S. Blackmore
Tart’s doorway test for detecting the human aura
Source: S. Blackmore

First a psychic (let’s call him Jim) is asked whether he can clearly see the aura of a target person (we’ll call her Julie). If he confirms that he can, he stands facing an open doorway while Julie goes through the doorway and stands behind the wall. She then takes up one of two positions: In position (A) she is well away from the edge of the doorway and so neither her physical body nor her aura should be visible to Jim; at position (B) she stands very close to the edge of the doorway, so Jim still cannot see her physical body but he ought to be able to see her aura sticking out past the side of the doorframe.

For a good experiment, Julie should take up each position several times, an experimenter choosing the position randomly so that Jim cannot guess where she is likely to be. All Jim has to do is say whether he sees Julie’s aura or not. Tart and Palmer (1979) tried this test with the well-known psychic healer, Matthew Manning, but in ten trials he was no more accurate than would be expected by chance.

I have also tried this test with no success, as have others. In another test, ten aura-seers were tested along with a control group (Gissurarson & Gunnarsson 1997). Four screens were placed in a row and an experimenter stood behind one of the screens. The aura-seer then came into the room and had to say which screen had someone hidden behind it.

Each group completed 18 sessions of 40 trials each and the results were clear. The aura-seers chose the right screen 185 times and the control group 196 times. Neither total is significantly different from the 180 expected by chance guessing.

TV testing of aura-seers

The same idea has been used on TV, and in 1991, I took part regularly in a TV series called “James Randi: Psychic Investigator”. James ‘The Amazing Randi’, now in his nineties, is an ex-magician and perhaps the most famous skeptic ever, well-known for his offer of a million dollars to anyone who could prove a psychic claim (no one has ever succeeded).

For this show, he would stride onto the glitzy stage in his flowing black cape and put various psychics to the test, including an aura-seer.

S. Blackmore
Sue Blackmore with James ‘The Amazing’ Randi
Source: S. Blackmore

First, he asked her to look at a group of people and say whether she could see their auras around and above their heads. She said she could and agreed that the test was fair. This is an important step in testing psychics because there’s no point testing a claim they are not making.

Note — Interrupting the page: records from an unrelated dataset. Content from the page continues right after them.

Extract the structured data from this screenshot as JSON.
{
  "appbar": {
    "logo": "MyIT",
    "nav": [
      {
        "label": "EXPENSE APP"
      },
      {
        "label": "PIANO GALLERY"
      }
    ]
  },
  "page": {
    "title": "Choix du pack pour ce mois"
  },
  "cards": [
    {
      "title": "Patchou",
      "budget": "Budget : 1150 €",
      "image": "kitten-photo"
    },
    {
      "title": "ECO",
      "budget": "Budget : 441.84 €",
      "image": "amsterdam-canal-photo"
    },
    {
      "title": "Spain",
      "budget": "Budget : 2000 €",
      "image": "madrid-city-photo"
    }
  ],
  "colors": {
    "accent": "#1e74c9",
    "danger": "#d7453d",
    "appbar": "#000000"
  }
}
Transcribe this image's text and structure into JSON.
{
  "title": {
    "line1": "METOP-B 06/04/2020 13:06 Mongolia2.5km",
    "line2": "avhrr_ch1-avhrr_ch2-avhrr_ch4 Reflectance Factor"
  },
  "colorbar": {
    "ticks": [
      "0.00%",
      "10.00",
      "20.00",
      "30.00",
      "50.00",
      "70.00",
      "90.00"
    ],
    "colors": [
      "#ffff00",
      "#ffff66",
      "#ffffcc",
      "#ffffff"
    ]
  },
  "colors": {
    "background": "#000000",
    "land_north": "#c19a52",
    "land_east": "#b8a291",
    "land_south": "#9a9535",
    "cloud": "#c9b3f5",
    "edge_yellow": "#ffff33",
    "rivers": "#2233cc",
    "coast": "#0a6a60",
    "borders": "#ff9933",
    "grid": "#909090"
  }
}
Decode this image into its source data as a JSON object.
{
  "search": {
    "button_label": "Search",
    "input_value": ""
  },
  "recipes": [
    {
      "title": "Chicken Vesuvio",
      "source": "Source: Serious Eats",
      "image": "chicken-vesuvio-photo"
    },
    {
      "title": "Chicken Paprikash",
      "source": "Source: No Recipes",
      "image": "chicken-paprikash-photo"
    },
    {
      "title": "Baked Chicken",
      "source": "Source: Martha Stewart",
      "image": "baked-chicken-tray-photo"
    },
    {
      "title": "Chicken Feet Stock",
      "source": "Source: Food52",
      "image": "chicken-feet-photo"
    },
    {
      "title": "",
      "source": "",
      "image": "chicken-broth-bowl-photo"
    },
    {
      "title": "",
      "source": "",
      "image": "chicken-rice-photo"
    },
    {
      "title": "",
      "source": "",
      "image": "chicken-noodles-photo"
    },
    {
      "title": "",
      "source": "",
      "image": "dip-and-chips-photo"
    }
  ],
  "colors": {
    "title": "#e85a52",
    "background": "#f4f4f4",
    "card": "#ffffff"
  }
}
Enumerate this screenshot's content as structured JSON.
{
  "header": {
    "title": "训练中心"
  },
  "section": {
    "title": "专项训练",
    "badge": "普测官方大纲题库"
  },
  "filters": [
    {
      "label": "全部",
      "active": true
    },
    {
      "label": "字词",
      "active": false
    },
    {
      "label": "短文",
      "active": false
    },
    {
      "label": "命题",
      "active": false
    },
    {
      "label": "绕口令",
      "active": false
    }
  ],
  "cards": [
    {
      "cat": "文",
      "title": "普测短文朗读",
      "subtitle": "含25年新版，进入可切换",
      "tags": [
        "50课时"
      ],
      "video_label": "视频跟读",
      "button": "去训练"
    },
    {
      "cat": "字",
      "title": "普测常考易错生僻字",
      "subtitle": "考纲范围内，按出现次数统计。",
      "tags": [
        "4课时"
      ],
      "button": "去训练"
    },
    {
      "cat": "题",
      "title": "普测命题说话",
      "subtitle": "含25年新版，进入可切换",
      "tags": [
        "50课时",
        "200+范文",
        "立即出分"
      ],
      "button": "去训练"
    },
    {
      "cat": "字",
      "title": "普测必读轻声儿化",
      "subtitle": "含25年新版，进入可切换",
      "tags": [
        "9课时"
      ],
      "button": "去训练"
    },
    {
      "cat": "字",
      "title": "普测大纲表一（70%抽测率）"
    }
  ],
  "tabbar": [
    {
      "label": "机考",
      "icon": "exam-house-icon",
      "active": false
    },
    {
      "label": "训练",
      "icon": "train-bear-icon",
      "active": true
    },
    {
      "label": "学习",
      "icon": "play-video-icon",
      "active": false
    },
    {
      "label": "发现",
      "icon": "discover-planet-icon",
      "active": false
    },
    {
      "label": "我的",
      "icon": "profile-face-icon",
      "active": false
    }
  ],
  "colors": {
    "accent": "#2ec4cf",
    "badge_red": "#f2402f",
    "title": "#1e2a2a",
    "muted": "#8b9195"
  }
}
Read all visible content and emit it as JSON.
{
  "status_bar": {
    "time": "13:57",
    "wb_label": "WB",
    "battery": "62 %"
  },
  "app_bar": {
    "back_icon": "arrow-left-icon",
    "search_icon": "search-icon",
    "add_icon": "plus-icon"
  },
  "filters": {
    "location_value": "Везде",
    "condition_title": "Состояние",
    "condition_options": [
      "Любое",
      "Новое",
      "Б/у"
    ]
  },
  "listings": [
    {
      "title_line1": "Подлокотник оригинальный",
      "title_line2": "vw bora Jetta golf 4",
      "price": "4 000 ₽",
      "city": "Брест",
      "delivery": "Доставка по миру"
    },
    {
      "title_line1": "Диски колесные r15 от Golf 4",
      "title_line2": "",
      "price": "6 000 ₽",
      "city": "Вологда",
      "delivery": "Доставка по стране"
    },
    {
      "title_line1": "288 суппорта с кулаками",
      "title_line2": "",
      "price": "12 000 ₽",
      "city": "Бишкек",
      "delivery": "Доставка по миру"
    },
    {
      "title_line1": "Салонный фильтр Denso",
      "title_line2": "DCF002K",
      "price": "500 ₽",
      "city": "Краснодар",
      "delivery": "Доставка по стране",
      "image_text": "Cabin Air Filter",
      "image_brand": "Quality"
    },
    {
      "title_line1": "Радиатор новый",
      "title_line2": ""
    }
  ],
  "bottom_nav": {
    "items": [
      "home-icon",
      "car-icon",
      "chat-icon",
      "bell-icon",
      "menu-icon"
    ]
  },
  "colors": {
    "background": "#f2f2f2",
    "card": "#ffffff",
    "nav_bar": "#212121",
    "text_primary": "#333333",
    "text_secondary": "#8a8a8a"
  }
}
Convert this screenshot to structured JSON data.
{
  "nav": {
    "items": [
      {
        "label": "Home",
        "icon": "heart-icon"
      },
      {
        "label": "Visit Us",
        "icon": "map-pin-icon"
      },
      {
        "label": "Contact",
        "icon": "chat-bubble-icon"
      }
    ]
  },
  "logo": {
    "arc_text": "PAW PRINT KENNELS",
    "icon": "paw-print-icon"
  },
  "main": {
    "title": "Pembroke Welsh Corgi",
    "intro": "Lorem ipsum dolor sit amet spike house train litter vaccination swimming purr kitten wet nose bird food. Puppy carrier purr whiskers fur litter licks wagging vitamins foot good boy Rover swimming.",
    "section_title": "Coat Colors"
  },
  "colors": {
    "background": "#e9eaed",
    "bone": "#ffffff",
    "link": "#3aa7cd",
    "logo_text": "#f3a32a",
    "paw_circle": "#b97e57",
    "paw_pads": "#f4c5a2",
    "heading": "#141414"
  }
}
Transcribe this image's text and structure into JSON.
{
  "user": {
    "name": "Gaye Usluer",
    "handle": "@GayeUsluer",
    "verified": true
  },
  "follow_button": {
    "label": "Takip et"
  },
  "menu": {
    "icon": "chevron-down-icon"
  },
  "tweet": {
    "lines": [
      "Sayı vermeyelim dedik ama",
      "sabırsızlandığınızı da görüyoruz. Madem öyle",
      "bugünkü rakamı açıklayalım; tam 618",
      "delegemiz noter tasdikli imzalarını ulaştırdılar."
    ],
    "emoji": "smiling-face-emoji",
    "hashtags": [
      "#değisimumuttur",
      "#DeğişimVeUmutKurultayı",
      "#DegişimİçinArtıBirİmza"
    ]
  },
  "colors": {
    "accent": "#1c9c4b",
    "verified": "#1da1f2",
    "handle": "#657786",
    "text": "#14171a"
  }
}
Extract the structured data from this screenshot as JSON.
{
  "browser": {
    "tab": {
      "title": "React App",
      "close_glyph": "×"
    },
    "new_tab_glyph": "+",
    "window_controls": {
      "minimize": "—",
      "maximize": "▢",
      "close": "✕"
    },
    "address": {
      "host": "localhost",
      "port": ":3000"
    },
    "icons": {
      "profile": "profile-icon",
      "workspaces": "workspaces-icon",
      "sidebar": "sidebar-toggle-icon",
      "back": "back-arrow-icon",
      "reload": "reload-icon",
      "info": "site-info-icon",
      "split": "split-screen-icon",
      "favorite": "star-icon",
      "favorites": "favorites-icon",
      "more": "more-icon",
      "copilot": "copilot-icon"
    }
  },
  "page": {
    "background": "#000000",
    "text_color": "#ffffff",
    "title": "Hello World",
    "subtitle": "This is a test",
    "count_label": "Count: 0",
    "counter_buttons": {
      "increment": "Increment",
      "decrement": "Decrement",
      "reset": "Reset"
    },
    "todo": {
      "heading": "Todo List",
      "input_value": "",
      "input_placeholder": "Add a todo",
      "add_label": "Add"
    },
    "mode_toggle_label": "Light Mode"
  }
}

On stage was a row of screens just taller than the people, so that if they stood behind them their auras should still be visible over the top. Some screens had a person behind and some did not. The psychic could not tell which.

In a similar TV show in the USA, the Berkeley Psychic Institute sent their top aura-reader to try the same test and again she failed, claiming to see auras above twenty screens when only six had someone standing behind them (Carroll 2003).

These tests together prove that auras are not physically present in the way that most aura-seers say they are. So what is going on when people, myself included, seem to see an aura around someone else? Another claim involves Kirlian photography, and other experiments explore the psychology behind aura-seeing. I’ll consider these in my next post.


Alvarado, C. S., & Zingrone, N. L. 1994. Individual differences in aura vision: Relationships to visual imagery and imaginative-fantasy experiences. European Journal of Parapsychology, 10, 1-30

Besant, A. 1896 Man and his bodies, London, Theosophical Publishing House

Carroll, R.T. 2003 The Skeptic's Dictionary: A Collection of Strange Beliefs, Amusing Deceptions, and Dangerous Delusions, Wiley

Gissurarson, L.R. and Gunnarsson, A. 1997 An experiment with the alleged human aura. Journal of the American Society for Psychical Research, 91, 33-49

Leadbeater, C.W. 1895 The astral plane: Its scenery, inhabitants and phenomena. London, Theosophical Publishing Society

Neher, A. 2011 Paranormal and Transcendental Experience: A Psychological Examination, Dover Publications

Roberts, U. 1975 Look at the Aura - and Learn, Greater World Association

Tart, C. T. 1972. Concerning the scientific study of the human aura. Journal of the Society for Psychical Research.

More from Susan Blackmore Ph.D.
More from Psychology Today